- Elephant Gold, by Eric Campbell, 1997, a young adult novel set in Africa, is about a monomaniacal elephant hunter clearly based on Ahab.
(The entire section is 164 words.)
Bibliography and Further Reading
Quotations of Moby-Dick are taken from the following edition:
Melville, Herman. Moby-Dick, edited by Charles Child Walcutt, Bantam Classic edition. New York: Bantam Books, 1981.
Ashley, Clifford W. The Yankee Whaler. Boston: Houghton Mifflin, 1926. Reprint, New York: Dover Publications, Inc., 1991.
Bloom, Harold, ed. Modern Critical Interpretations: Moby-Dick. New York: Chelsea House Publishers, 1986.
Chase, Richard. “Melville and Moby-Dick.” In Melville: A Collection of Critical Essays, edited by Richard Chase. Prentice-Hall, 1962.
“Criticism and Context.” In Moby-Dick by Herman Melville edited by Charles Child Walcutt, Bantam Classic edition. New York: Bantam Books, 1981.
Kazin, Alfred. “Introduction to Moby-Dick.” In Melville, A Collection of Critical Essays, edited by Richard Chase. Prentice- Hall, 1962.
Lee, A. Robert. “Moby-Dick as Anatomy.” In Herman Melville: Reassessments, edited by A. Robert Lee. Barnes & Noble, 1984.
McWilliams, John. “The Epic in the Nineteenth Century.” In The Columbia History of American Poetry. Columbia University Press, 1993.
McSweeney, Kerry. Moby-Dick: Ishmael’s Mighty Book. Boston: Twayne...
(The entire section is 907 words.)
Bibliography (Cyclopedia of Literary Characters, Revised Third Edition)
Brodhead, Richard H., ed. New Essays on “Moby Dick.” New York: Cambridge University Press, 1986. Contains essays discussing the complexity of Moby Dick’s first sentence, its Calvinist themes, and the multiplicity of sources used by Melville, among other subjects.
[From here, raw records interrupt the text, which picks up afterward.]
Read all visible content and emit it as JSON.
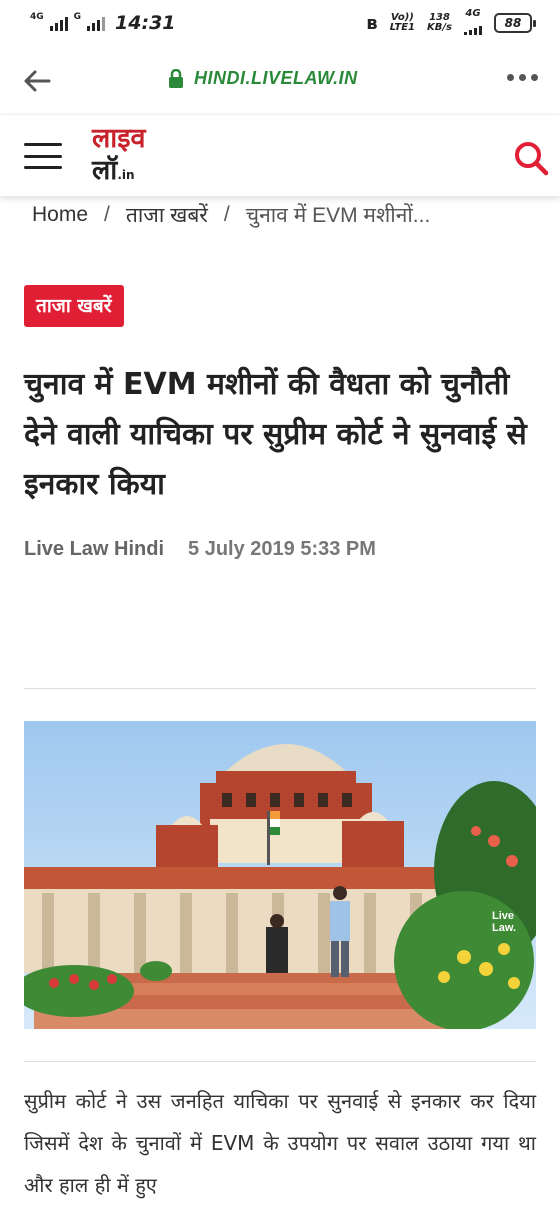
{
  "status_bar": {
    "net1": "4G",
    "net2": "G",
    "time": "14:31",
    "volte": "Vo))",
    "lte": "LTE1",
    "speed_value": "138",
    "speed_unit": "KB/s",
    "net3": "4G",
    "battery": "88"
  },
  "browser": {
    "url": "HINDI.LIVELAW.IN"
  },
  "site": {
    "logo_line1": "लाइव",
    "logo_line2": "लॉ",
    "logo_suffix": ".in"
  },
  "breadcrumb": {
    "home": "Home",
    "sep": "/",
    "category": "ताजा खबरें",
    "current": "चुनाव में EVM मशीनों..."
  },
  "article": {
    "badge": "ताजा खबरें",
    "title": "चुनाव में EVM मशीनों की वैधता को चुनौती देने वाली याचिका पर सुप्रीम कोर्ट ने सुनवाई से इनकार किया",
    "author": "Live Law Hindi",
    "date": "5 July 2019 5:33 PM",
    "image_watermark_1": "Live",
    "image_watermark_2": "Law.",
    "body": "सुप्रीम कोर्ट ने उस जनहित याचिका पर सुनवाई से इनकार कर दिया जिसमें देश के चुनावों में EVM के उपयोग पर सवाल उठाया गया था और हाल ही में हुए"
  },
  "colors": {
    "brand_red": "#e01e34",
    "secure_green": "#2a8a3a"
  },
  "icons": {
    "back": "arrow-left-icon",
    "lock": "lock-icon",
    "menu": "more-dots-icon",
    "hamburger": "hamburger-icon",
    "search": "search-icon"
  }
}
James, C. L. R. Mariners, Renegades, and Castaways. New York: Allison & Busby, 1985. A powerful reading of Moby Dick through the context to twentieth century politics, arguing that Ahab’s sway over his crew symbolizes the power of totalitarianism.
Matthiessen, F. O. American Renaissance. New York: Oxford University Press, 1941. This book gave a title to the period in which Melville lived and wrote and discusses Melville’s work alongside that of Nathaniel Hawthorne, Walt Whitman, Ralph Waldo Emerson, Henry David Thoreau, and others.
Miller, Edwin Haviland. Melville. New York: George Braziller, 1975. Psychoanalytic biography of Melville, especially attentive to Melville’s relationship with Nathaniel Hawthorne during the time he was composing Moby Dick.
Olson, Charles. Call Me Ishmael. San Francisco: City Lights Books, 1947. A literary work of art in its own right, written by an influential postmodern American poet, this book is also a piece of first-class literary...
(The entire section is 223 words.)